Nearly two-dozen studios raked in more than $1.5 billion in rebates from New York over the past nine years as the state rapidly expanded its incentives to lure in movies and shows.

At a time when upstate New York is battling job losses and Gov. Andrew Cuomo is trying to entice new companies through tax incentives, it’s Hollywood that is one of the biggest beneficiaries of the state’s largesse…

NBC/Universal was by far the leader in rebates awarded between 2006 and 2014, getting back a whopping $320 million for up to 30 percent of its production costs to film in New York.

Sony/Columbia was refunded $200 million, while HBO got $198 million, the WB got $185 million and CBS received $171 million, the records obtained by Gannett through a Freedom of Information request showed.

In 2014, New York sent $423 million back to Hollywood studios, TV networks and producers with $117M going to CBS alone. That’s at a time when the state is bleeding jobs and population. And how much does this really bring into the coffers of the city and the state? Not that much, really. It’s a very brief infusion. The jobs they create are short term and generally low wage. It’s true that the amount they spend is a nice injection for some local restaurants and hotels, but that only helps a handful of businesses and none of it produces long term growth. And none of this addresses the weeks at a time when they can simply shut down traffic and inconvenience everyone in the area.

The amount of money that the government is giving back pretty much wipes out most of the benefits, and how many people really decide to pick up and move someplace new based on the backdrop to a a movie? Shouldn’t the competition at the state government level be going toward sustainable growth and attracting businesses which will actually stick around and build communities? These figures are pretty staggering, particularly for smaller cities trying to get a piece of this pie. Voters need to speak up and let local leaders know that it’s their tax money being given away at home and the profits are all going to the studios and networks. (They aren’t really hurting for profits in most cases, by the way.)
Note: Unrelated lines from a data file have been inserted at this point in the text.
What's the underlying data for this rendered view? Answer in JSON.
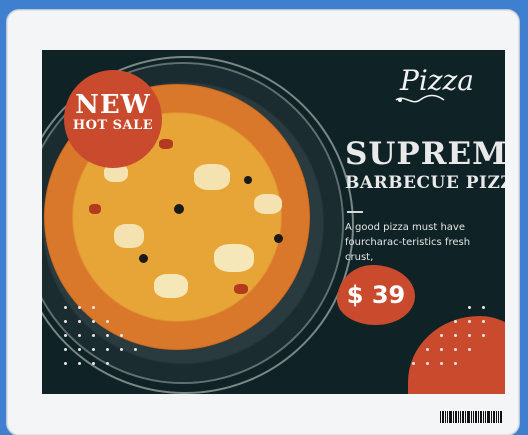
{
  "badge": {
    "line1": "NEW",
    "line2": "HOT SALE"
  },
  "logo": {
    "text": "Pizza",
    "icon": "pizza-logo-icon"
  },
  "title": {
    "line1": "SUPREME",
    "line2": "BARBECUE PIZZA"
  },
  "description": {
    "line1": "A good pizza must have",
    "line2": "fourcharac-teristics  fresh crust,"
  },
  "price": "$ 39",
  "colors": {
    "background": "#0f2326",
    "accent": "#c94a2c",
    "text": "#e9e9e9",
    "frame": "#3f7fd0"
  }
}
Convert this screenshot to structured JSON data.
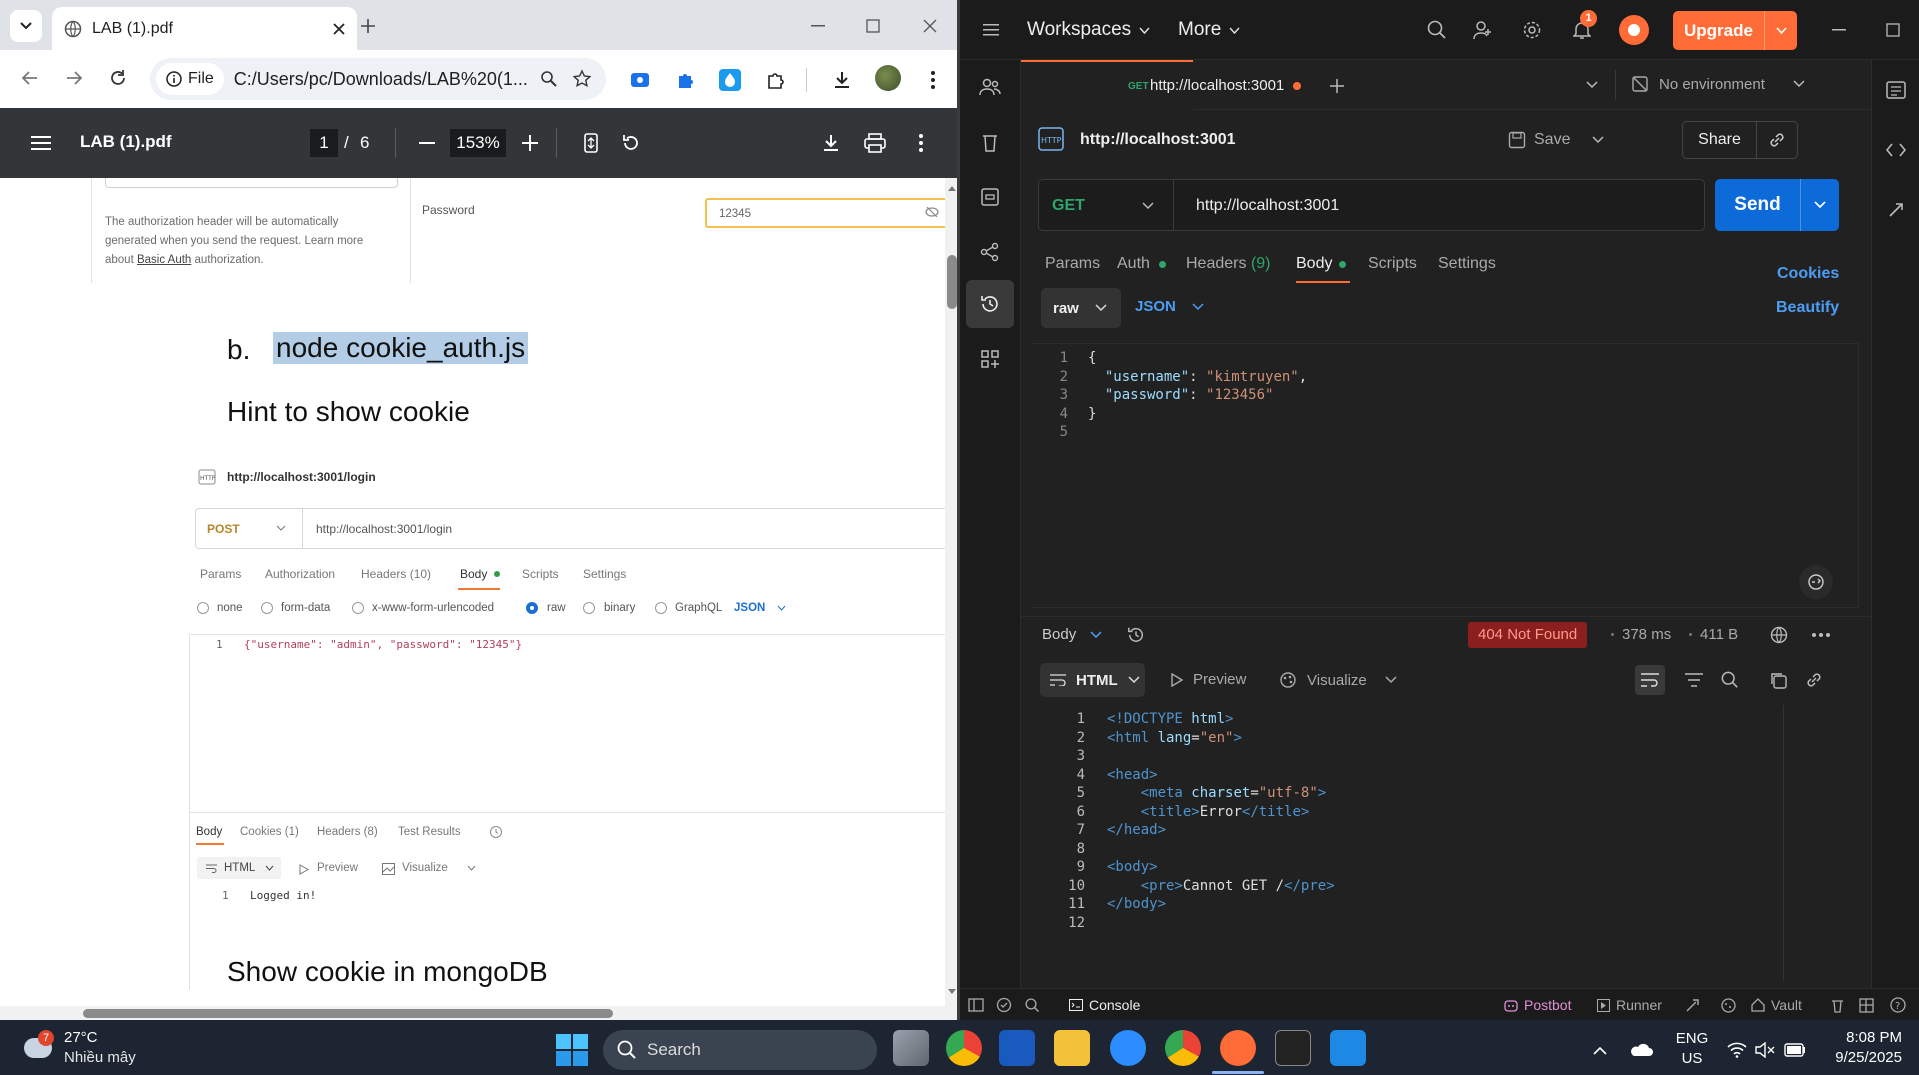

This is just one more example of poor fiscal management and it takes place on the local level where voters can have a much larger voice and more direct impact. Hollywood is doing fine. They don’t need a massive tax refund just to bring their show to town for a month or two.